→ WHAT NEEDS TO BE DONE:
Set down the full listing below word for word; pictures stay out of the copy.

→ RECORDS SUPPLIED:
☆ ☆ ☆ ☆

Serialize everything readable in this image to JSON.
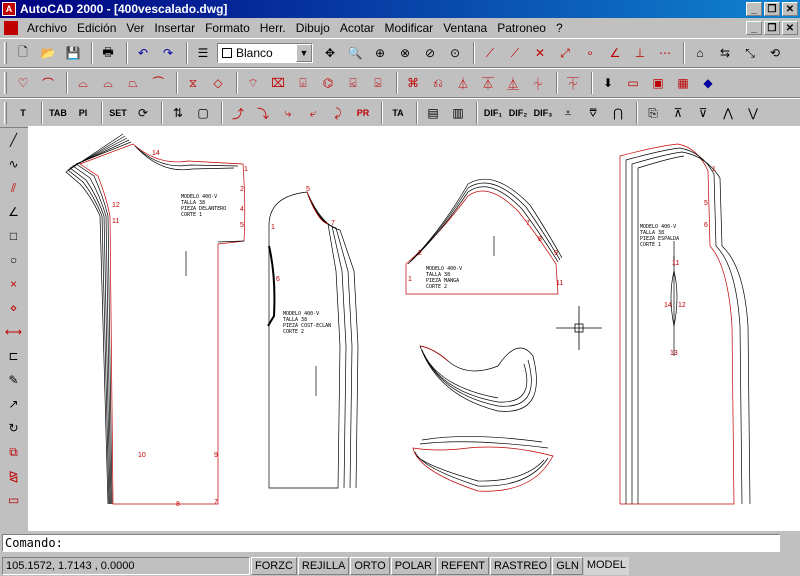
{
  "window": {
    "title": "AutoCAD 2000 - [400vescalado.dwg]",
    "app_icon": "autocad-logo-icon"
  },
  "menu": [
    "Archivo",
    "Edición",
    "Ver",
    "Insertar",
    "Formato",
    "Herr.",
    "Dibujo",
    "Acotar",
    "Modificar",
    "Ventana",
    "Patroneo",
    "?"
  ],
  "layer_combo": {
    "value": "Blanco"
  },
  "canvas_labels": {
    "front_piece": "MODELO 400-V\nTALLA 38\nPIEZA DELANTERO\nCORTE 1",
    "side_piece": "MODELO 400-V\nTALLA 38\nPIEZA COST-ECLAN\nCORTE 2\n",
    "sleeve": "MODELO 400-V\nTALLA 38\nPIEZA MANGA\nCORTE 2",
    "back_piece": "MODELO 400-V\nTALLA 38\nPIEZA ESPALDA\nCORTE 1"
  },
  "point_numbers": {
    "front": [
      "14",
      "1",
      "2",
      "4",
      "5",
      "12",
      "11",
      "10",
      "9",
      "8",
      "7"
    ],
    "side": [
      "5",
      "1",
      "7",
      "6"
    ],
    "sleeve": [
      "2",
      "7",
      "8",
      "9",
      "1",
      "11"
    ],
    "back": [
      "1",
      "5",
      "6",
      "14",
      "12",
      "11",
      "13"
    ]
  },
  "command": {
    "prompt": "Comando:"
  },
  "status": {
    "coords": "105.1572, 1.7143 , 0.0000",
    "modes": [
      "FORZC",
      "REJILLA",
      "ORTO",
      "POLAR",
      "REFENT",
      "RASTREO",
      "GLN",
      "MODEL"
    ]
  },
  "colors": {
    "title_bar": "#000080",
    "pattern_red": "#c00000",
    "canvas_bg": "#ffffff"
  }
}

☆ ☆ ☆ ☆

→ RESULT OF THIS EXERCISE:
Serialize everything readable in this image to JSON.
{
  "window": {
    "title": "AutoCAD 2000 - [400vescalado.dwg]",
    "app_icon": "autocad-logo-icon"
  },
  "menu": [
    "Archivo",
    "Edición",
    "Ver",
    "Insertar",
    "Formato",
    "Herr.",
    "Dibujo",
    "Acotar",
    "Modificar",
    "Ventana",
    "Patroneo",
    "?"
  ],
  "layer_combo": {
    "value": "Blanco"
  },
  "canvas_labels": {
    "front_piece": "MODELO 400-V\nTALLA 38\nPIEZA DELANTERO\nCORTE 1",
    "side_piece": "MODELO 400-V\nTALLA 38\nPIEZA COST-ECLAN\nCORTE 2\n",
    "sleeve": "MODELO 400-V\nTALLA 38\nPIEZA MANGA\nCORTE 2",
    "back_piece": "MODELO 400-V\nTALLA 38\nPIEZA ESPALDA\nCORTE 1"
  },
  "point_numbers": {
    "front": [
      "14",
      "1",
      "2",
      "4",
      "5",
      "12",
      "11",
      "10",
      "9",
      "8",
      "7"
    ],
    "side": [
      "5",
      "1",
      "7",
      "6"
    ],
    "sleeve": [
      "2",
      "7",
      "8",
      "9",
      "1",
      "11"
    ],
    "back": [
      "1",
      "5",
      "6",
      "14",
      "12",
      "11",
      "13"
    ]
  },
  "command": {
    "prompt": "Comando:"
  },
  "status": {
    "coords": "105.1572, 1.7143 , 0.0000",
    "modes": [
      "FORZC",
      "REJILLA",
      "ORTO",
      "POLAR",
      "REFENT",
      "RASTREO",
      "GLN",
      "MODEL"
    ]
  },
  "colors": {
    "title_bar": "#000080",
    "pattern_red": "#c00000",
    "canvas_bg": "#ffffff"
  }
}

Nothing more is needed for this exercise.